I love the cinema. It’s a place you can escape the qualms and responsibilities of everyday life – even if the popcorn is overpriced and the floor is covered in a layer of solidified sugar.
Why am I defending theatre mode then, a system which is surely designed to pollute this nirvana? Well, humans will be humans. We become addicted to the dopamine rush of social media and feel powerless if we’re not connected. I’d prefer it if they’d just enjoy the film they paid for, but alas, they won’t. At least here everyone else is not forced to endure the bright lights, pinging and vibrations accompanying the latest invite to a night out in Digi from a person with a social life several times better than mine.
The raison d’être of theatre mode is to reduce feelings of social inadequacy by dimming the display, muting sounds and disabling haptic feedback. It also stops the phone waking up when a message or call is received. “Wait!” I hear you cry, “Why does this even need to exist!?” One of the more sensible scenarios I came across was if you were an on-call medical worker, or had a close person who may need sudden medical intervention. This would allow you to still enjoy your downtime without the embarrassment of full-brightness checking of your phone. There’s also scope in an Apple patent application for the system to be triggered using a wireless network when in proximity of a cinema, potentially ensuring even frequent offenders are forced to subdue their activities.
I still believe that you should turn it off, but this gives the option for those that can’t – or won’t.
The year is 2013. I’m watching 12 Years a Slave at the cinema. The film has reached the gut-wrenching scene in which Solomon Northrup is torturously resisting death by tip-toeing while hanging from a tree. All of a sudden, at this crucial moment in this brilliant film, I’m blinded by white light as the person in front of me proceeds to browse Facebook on their iPhone.
Apple’s new theatre mode update might put this annoyance to an end, with its brightness and sound adjusting options. But that’s not the point. As infuriating as being distracted at the cinema is, the principle behind it is what really grinds my gears. You’ve paid money to enjoy a film at a high quality venue – so why are you on your phone?!

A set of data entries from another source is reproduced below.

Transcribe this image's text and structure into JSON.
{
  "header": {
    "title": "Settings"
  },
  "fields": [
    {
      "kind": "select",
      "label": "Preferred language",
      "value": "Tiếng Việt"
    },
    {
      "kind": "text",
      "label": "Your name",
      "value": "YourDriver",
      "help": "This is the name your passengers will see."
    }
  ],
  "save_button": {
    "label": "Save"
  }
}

Cinema adverts of the pre-smartphone 2000s told cinemagoers to turn off their mobiles to stop calls disrupting the film. But now that smartphones are more infotainment devices than simple telecommunications tools, the game has changed. This goes beyond the cinema. I’m not going to do give a generic holier-than-thou rant about how smartphones have made us unsociable – I’m a huge tech fan and love my smartphone – but there is a balance. It’s perfectly acceptable to scroll through your phone when you’re idle, but a lot of people I know persist to scroll through their phones while watching a film or TV show. Why?

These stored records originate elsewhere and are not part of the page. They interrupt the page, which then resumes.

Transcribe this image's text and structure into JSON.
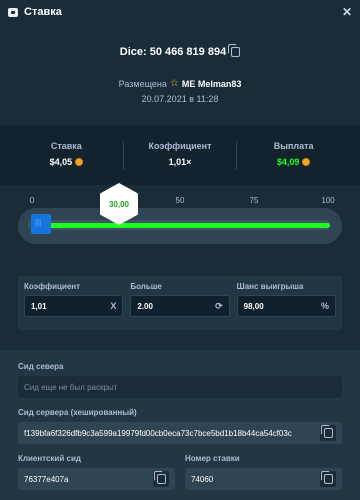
{
  "header": {
    "title": "Ставка"
  },
  "bet": {
    "id_label": "Dice: 50 466 819 894",
    "placed_label": "Размещена",
    "user": "ME Melman83",
    "date": "20.07.2021 в 11:28"
  },
  "stats": {
    "bet_label": "Ставка",
    "bet_value": "$4,05",
    "multiplier_label": "Коэффициент",
    "multiplier_value": "1,01×",
    "payout_label": "Выплата",
    "payout_value": "$4,09"
  },
  "slider": {
    "ticks": [
      "0",
      "25",
      "50",
      "75",
      "100"
    ],
    "result": "30,00",
    "value_percent": 2
  },
  "params": {
    "multiplier_label": "Коэффициент",
    "multiplier_value": "1,01",
    "multiplier_suffix": "X",
    "over_label": "Больше",
    "over_value": "2.00",
    "chance_label": "Шанс выигрыша",
    "chance_value": "98,00",
    "chance_suffix": "%"
  },
  "seeds": {
    "server_label": "Сид севера",
    "server_placeholder": "Сид еще не был раскрыт",
    "hashed_label": "Сид сервера (хешированный)",
    "hashed_value": "f139bfa6f326dfb9c3a599a19979fd00cb0eca73c7bce5bd1b18b44ca54cf03c",
    "client_label": "Клиентский сид",
    "client_value": "76377e407a",
    "nonce_label": "Номер ставки",
    "nonce_value": "74060"
  },
  "colors": {
    "accent_green": "#1fff20",
    "handle_blue": "#1475e1",
    "bg": "#1a2c38"
  }
}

Many people have to check their phones at all times, such as parents and carers. But I’m sure they’re perfectly capable of turning brightness and sound down without an update. Seriously, just turn it off and enjoy the film.